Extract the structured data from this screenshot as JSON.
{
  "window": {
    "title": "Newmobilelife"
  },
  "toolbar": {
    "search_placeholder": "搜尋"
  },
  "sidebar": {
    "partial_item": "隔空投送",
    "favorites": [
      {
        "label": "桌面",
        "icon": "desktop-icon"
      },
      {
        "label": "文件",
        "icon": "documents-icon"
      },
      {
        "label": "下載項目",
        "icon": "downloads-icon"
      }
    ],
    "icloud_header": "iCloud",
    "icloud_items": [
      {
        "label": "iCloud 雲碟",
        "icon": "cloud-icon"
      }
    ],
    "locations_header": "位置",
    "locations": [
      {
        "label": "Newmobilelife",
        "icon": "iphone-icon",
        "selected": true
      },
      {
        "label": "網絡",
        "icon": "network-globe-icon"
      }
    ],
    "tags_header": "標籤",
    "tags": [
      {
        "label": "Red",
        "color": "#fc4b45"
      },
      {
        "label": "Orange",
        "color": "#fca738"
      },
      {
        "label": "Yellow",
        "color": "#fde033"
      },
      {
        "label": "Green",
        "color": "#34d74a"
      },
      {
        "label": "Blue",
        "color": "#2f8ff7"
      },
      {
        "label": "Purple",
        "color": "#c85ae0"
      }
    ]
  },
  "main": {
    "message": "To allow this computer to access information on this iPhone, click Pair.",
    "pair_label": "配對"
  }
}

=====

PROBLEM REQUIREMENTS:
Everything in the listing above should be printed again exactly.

ANSWER:
Extract the structured data from this screenshot as JSON.
{
  "window": {
    "title": "Newmobilelife"
  },
  "toolbar": {
    "search_placeholder": "搜尋"
  },
  "sidebar": {
    "partial_item": "隔空投送",
    "favorites": [
      {
        "label": "桌面",
        "icon": "desktop-icon"
      },
      {
        "label": "文件",
        "icon": "documents-icon"
      },
      {
        "label": "下載項目",
        "icon": "downloads-icon"
      }
    ],
    "icloud_header": "iCloud",
    "icloud_items": [
      {
        "label": "iCloud 雲碟",
        "icon": "cloud-icon"
      }
    ],
    "locations_header": "位置",
    "locations": [
      {
        "label": "Newmobilelife",
        "icon": "iphone-icon",
        "selected": true
      },
      {
        "label": "網絡",
        "icon": "network-globe-icon"
      }
    ],
    "tags_header": "標籤",
    "tags": [
      {
        "label": "Red",
        "color": "#fc4b45"
      },
      {
        "label": "Orange",
        "color": "#fca738"
      },
      {
        "label": "Yellow",
        "color": "#fde033"
      },
      {
        "label": "Green",
        "color": "#34d74a"
      },
      {
        "label": "Blue",
        "color": "#2f8ff7"
      },
      {
        "label": "Purple",
        "color": "#c85ae0"
      }
    ]
  },
  "main": {
    "message": "To allow this computer to access information on this iPhone, click Pair.",
    "pair_label": "配對"
  }
}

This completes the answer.